A worker chooses one of the private Pension Fund Administration companies (“Administradoras de Fondos de Pensiones,” AFPs) to manage his PSA. These companies can engage in no other activities and are subject to government regulation intended to guarantee a diversified and low-risk portfolio and to prevent theft or fraud. A separate government entity, a highly technical “AFP Superintendency,” provides oversight. Of course, there is free entry to the AFP industry.
Each AFP operates the equivalent of a mutual fund that invests in stocks and bonds. Investment decisions are made by the AFP. Government regulation sets only maximum percentage limits both for specific types of instruments and for the overall mix of the portfolio; and the spirit of the reform is that those regulations should be reduced constantly with the passage of time and as the AFP companies gain experience. There is no obligation whatsoever to invest in government or any other type of bonds. Legally, the AFP company and the mutual fund that it administers are two separate entities. Thus, should an AFP go under, the assets of the mutual fund–that is, the workers’ investments–are not affected.
This is the so called free market reforms that Tea Partiers and conservatives claim to be in favor of? What gives the federal government the right to coerce employers force me to put my own money into an account and use it to purchase a policy in a regulated marketplace?
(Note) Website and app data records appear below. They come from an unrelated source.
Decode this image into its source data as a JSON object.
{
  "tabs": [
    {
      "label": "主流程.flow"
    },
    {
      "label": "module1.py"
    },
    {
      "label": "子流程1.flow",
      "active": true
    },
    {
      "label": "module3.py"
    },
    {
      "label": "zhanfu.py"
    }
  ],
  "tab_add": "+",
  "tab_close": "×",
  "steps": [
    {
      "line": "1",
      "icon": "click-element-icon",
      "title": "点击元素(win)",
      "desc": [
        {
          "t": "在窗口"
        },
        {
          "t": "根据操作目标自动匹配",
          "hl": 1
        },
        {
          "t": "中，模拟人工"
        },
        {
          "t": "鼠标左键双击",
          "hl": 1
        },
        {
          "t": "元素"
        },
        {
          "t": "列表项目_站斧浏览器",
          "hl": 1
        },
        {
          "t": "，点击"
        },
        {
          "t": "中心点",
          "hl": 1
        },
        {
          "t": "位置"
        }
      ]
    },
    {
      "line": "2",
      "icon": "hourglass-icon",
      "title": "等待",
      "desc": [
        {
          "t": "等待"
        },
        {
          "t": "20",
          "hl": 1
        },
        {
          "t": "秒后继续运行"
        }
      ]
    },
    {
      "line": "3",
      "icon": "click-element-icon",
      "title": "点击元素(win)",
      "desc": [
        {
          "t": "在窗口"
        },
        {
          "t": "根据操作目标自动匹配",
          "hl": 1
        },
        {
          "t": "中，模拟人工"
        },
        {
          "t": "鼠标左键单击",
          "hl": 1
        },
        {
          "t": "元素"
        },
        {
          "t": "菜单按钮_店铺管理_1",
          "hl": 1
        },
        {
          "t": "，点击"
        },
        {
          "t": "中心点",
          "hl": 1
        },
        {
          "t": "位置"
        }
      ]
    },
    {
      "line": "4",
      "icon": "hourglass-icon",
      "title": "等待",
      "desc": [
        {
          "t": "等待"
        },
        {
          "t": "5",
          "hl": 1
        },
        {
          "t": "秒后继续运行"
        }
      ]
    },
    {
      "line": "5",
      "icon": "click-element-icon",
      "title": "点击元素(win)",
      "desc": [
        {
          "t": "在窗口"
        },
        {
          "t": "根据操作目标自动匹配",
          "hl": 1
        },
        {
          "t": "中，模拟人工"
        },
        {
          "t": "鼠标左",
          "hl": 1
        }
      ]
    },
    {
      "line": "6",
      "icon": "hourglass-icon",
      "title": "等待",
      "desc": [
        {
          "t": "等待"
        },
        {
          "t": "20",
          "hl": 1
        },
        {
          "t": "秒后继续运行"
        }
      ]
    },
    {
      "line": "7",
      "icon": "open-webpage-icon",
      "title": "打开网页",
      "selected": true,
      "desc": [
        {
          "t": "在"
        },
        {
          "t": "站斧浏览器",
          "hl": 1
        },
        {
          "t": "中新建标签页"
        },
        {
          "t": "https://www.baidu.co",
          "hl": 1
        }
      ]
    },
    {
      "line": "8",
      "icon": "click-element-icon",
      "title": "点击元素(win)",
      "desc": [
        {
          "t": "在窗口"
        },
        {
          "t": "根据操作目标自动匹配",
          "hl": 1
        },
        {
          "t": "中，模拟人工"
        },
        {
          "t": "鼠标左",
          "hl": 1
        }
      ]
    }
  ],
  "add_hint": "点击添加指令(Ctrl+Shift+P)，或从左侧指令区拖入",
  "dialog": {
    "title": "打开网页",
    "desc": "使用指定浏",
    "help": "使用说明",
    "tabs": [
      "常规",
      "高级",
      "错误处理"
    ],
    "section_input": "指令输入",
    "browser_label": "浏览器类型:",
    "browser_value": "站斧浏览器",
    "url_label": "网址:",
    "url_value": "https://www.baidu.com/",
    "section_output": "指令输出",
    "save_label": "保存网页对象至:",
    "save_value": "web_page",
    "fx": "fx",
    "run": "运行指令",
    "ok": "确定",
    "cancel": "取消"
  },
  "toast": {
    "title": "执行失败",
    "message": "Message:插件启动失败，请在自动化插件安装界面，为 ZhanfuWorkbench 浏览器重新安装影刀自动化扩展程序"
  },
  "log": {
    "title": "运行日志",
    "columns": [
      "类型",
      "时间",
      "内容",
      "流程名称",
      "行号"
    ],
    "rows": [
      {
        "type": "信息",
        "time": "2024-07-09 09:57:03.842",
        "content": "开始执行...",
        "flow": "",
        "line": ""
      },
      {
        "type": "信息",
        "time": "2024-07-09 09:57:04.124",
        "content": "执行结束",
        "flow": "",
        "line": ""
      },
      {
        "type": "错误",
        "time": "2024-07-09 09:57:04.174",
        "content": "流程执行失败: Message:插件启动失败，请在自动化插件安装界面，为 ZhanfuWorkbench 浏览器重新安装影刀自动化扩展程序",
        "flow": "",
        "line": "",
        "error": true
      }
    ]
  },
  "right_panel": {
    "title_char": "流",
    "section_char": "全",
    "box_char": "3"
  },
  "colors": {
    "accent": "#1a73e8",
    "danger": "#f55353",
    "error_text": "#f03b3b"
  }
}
Haven’t the Chileans ever heard of the non-initiation of force?
In seriousness, the success of the Chilean model is worth emulating: Romneycare and Obamacare were onto something when they mandated that people would have to purchase insurance options in a regulated market. You avoid the pitfalls that come from an entirely single-payer system while still creating a system that is able to provide benefits for all citizens of the country. Piñera himself describes the free market benefits that come from coercing Chileans to be consumers of private social insurance:
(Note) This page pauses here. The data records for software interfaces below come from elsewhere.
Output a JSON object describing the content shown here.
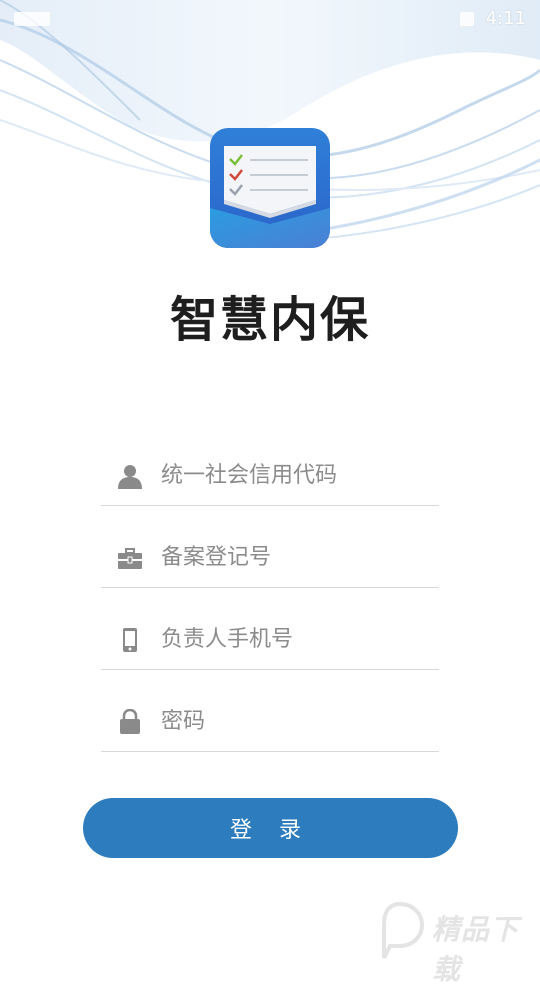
{
  "status_bar": {
    "time": "4:11"
  },
  "app": {
    "title": "智慧内保"
  },
  "form": {
    "fields": [
      {
        "placeholder": "统一社会信用代码",
        "icon": "user-icon"
      },
      {
        "placeholder": "备案登记号",
        "icon": "briefcase-icon"
      },
      {
        "placeholder": "负责人手机号",
        "icon": "phone-icon"
      },
      {
        "placeholder": "密码",
        "icon": "lock-icon"
      }
    ],
    "login_label": "登 录"
  },
  "watermark": {
    "text": "精品下载"
  },
  "colors": {
    "primary": "#2d7cbd",
    "title": "#1e1e1e",
    "placeholder": "#8c8c8c",
    "icon": "#8a8a8a",
    "divider": "#d8d8d8"
  }
}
Workers are free to change from one AFP company to another. For this reason there is competition among the companies to provide a higher return on investment, better customer service, or a lower commission. Each worker is given a PSA passbook and every three months receives a regular statement informing him how much money has been accumulated in his retirement account and how well his investment fund has performed. The account bears the worker’s name, is his property, and will be used to pay his old age pension (with a provision for survivors’ benefits).
To be sure, retirement insurance and health insurance are not the same. There could be sound economic arguments against this sort of mandate in health insurance - perhaps conservatives think it would be better to focus on cost cutting measures, perhaps they think it would only make sense to focus on catastrophic care. Maybe the more intellectually honest ones would want to make the argument that it is ok to ensure a right to a retirement account but that it would be a step too far to ensure a right to a minimum amount of healthcare. These would all be intellectually honest answers.
Instead, the movement has decided that mandates are evil and that the only way to rectify this is to convince Justice Anthony Kennedy that while Social Security is completely kosher, that a mandate to purchase private insurance is an unconstitutional abomination.
Some in the conservative movement think that the anti-Obamacare lawsuits are just the first steps in a long term plan to eventually overturn Wickard v. Filburn. Whether or not that is the true end goal, politicians and activists will be content to hold two completely contradictory ideas in their heads: mandating individuals to purchase private health insurance is an unconstitutional threat to the Republic, while a system that mandates individuals to purchase a plan from a private pension fund is a shining beacon of liberty that we should emulate.
And in case you forgot, Paul Ryan’s plan for Medicare also uses a similar architecture for regulated private insurance markets that the Chilean system, Romneycare, and Obamacare all use.